**DATA FOR THIS TASK**
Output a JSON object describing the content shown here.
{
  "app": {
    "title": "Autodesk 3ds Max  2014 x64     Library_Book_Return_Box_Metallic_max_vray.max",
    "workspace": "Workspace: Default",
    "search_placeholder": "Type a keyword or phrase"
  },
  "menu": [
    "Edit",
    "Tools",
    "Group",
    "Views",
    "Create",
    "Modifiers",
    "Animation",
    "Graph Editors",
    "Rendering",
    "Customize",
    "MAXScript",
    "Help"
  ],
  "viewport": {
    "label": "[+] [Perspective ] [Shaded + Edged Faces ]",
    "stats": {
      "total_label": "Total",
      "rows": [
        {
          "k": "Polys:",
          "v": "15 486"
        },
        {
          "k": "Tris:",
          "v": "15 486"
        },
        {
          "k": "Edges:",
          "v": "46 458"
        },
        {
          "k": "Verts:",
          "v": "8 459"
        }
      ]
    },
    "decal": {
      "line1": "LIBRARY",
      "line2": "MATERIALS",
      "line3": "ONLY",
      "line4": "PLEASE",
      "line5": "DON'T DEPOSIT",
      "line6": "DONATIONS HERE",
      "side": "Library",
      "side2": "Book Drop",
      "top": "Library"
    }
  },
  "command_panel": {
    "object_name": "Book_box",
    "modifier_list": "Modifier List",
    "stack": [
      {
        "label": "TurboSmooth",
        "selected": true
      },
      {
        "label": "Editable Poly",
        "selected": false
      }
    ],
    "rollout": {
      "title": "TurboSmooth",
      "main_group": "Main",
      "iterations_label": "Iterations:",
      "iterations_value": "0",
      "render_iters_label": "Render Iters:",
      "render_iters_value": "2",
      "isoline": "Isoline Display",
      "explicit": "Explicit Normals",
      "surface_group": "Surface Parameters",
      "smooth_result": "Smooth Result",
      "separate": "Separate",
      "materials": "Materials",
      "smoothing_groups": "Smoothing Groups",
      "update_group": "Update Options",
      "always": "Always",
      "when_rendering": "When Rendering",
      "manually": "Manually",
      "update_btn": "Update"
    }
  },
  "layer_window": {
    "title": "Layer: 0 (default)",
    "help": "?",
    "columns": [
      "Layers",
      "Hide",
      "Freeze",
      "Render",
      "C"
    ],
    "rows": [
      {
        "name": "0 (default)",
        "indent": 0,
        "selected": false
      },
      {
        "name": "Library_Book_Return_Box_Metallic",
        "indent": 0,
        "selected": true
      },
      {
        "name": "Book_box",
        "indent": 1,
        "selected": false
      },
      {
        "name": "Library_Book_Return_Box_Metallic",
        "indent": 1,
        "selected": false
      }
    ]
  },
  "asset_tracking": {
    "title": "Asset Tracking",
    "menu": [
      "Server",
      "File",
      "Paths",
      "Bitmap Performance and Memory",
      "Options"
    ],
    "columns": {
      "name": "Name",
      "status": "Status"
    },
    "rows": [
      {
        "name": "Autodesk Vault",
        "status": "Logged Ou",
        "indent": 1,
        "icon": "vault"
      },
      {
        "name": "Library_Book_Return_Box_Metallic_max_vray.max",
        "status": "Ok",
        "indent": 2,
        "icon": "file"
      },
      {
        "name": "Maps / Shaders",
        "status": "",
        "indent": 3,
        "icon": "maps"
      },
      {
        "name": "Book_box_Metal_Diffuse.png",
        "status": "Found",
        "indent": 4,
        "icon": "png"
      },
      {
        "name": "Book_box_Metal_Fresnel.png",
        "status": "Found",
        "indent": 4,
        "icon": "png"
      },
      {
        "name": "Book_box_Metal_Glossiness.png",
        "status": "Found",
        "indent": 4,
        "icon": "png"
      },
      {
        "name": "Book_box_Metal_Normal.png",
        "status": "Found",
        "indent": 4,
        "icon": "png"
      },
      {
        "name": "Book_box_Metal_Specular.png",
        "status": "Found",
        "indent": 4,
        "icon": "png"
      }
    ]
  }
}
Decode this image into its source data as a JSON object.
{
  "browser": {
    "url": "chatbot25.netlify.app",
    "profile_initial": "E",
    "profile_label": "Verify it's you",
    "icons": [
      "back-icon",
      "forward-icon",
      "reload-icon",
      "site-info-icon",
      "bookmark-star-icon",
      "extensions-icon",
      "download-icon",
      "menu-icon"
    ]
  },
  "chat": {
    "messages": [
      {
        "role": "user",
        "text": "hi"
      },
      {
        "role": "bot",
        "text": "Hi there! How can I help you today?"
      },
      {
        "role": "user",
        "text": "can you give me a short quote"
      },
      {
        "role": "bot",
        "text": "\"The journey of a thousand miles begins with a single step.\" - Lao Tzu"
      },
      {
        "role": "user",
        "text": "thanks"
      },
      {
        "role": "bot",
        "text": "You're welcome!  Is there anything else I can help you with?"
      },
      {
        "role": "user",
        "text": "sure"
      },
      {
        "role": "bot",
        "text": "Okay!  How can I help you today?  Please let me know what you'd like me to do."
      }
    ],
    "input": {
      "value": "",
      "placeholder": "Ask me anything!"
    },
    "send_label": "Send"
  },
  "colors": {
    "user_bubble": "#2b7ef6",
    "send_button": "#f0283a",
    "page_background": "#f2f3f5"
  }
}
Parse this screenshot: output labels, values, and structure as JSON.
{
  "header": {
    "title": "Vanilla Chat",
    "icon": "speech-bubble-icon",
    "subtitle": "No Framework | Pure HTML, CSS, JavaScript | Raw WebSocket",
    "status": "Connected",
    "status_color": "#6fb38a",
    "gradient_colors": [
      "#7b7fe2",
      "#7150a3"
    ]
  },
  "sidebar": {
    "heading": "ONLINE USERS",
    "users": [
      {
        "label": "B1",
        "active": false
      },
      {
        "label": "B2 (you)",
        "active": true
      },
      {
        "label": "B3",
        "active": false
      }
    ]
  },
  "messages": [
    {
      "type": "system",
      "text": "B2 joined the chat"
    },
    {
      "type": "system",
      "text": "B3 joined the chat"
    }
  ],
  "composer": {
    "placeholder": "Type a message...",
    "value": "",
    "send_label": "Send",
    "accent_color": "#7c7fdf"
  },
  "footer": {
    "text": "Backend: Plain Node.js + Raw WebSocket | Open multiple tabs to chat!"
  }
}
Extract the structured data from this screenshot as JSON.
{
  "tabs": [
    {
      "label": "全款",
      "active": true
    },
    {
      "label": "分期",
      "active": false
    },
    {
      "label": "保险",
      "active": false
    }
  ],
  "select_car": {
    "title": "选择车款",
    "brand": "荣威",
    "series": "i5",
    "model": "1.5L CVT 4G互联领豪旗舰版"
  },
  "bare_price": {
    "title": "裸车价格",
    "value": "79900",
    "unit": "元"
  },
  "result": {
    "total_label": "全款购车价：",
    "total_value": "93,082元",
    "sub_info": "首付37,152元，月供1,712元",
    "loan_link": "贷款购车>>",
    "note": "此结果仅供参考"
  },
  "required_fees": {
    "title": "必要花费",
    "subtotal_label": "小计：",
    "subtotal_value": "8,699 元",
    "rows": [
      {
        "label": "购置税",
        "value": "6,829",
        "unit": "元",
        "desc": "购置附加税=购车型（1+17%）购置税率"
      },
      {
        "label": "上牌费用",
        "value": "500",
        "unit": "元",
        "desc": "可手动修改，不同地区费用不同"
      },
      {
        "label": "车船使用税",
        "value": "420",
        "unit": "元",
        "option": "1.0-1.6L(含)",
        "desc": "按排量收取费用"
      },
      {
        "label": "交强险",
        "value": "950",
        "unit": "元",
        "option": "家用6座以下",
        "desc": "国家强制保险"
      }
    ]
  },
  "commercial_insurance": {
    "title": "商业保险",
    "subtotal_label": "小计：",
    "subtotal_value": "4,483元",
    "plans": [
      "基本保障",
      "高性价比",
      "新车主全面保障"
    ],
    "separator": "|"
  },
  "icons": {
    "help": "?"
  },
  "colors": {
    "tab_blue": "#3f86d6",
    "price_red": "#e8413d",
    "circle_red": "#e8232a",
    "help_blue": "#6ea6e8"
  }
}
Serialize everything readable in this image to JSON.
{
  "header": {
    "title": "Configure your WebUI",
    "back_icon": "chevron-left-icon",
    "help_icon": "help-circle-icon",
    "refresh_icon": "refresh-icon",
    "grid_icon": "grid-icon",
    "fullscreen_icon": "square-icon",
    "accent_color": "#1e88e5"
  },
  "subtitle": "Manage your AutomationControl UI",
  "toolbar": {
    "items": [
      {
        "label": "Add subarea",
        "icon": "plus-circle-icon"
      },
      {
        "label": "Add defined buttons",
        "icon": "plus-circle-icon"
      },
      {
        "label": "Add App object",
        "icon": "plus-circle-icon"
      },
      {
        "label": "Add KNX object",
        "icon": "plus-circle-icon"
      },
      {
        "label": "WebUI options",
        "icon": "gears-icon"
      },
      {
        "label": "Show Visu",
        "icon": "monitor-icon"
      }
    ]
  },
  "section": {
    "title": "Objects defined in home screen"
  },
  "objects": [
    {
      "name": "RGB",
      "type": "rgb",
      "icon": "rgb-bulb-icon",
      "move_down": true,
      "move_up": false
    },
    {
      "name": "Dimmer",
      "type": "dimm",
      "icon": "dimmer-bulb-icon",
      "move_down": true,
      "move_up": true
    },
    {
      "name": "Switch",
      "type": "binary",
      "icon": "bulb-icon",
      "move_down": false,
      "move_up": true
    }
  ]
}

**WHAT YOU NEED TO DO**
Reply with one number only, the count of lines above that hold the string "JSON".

**COMPLETED EXERCISE**
5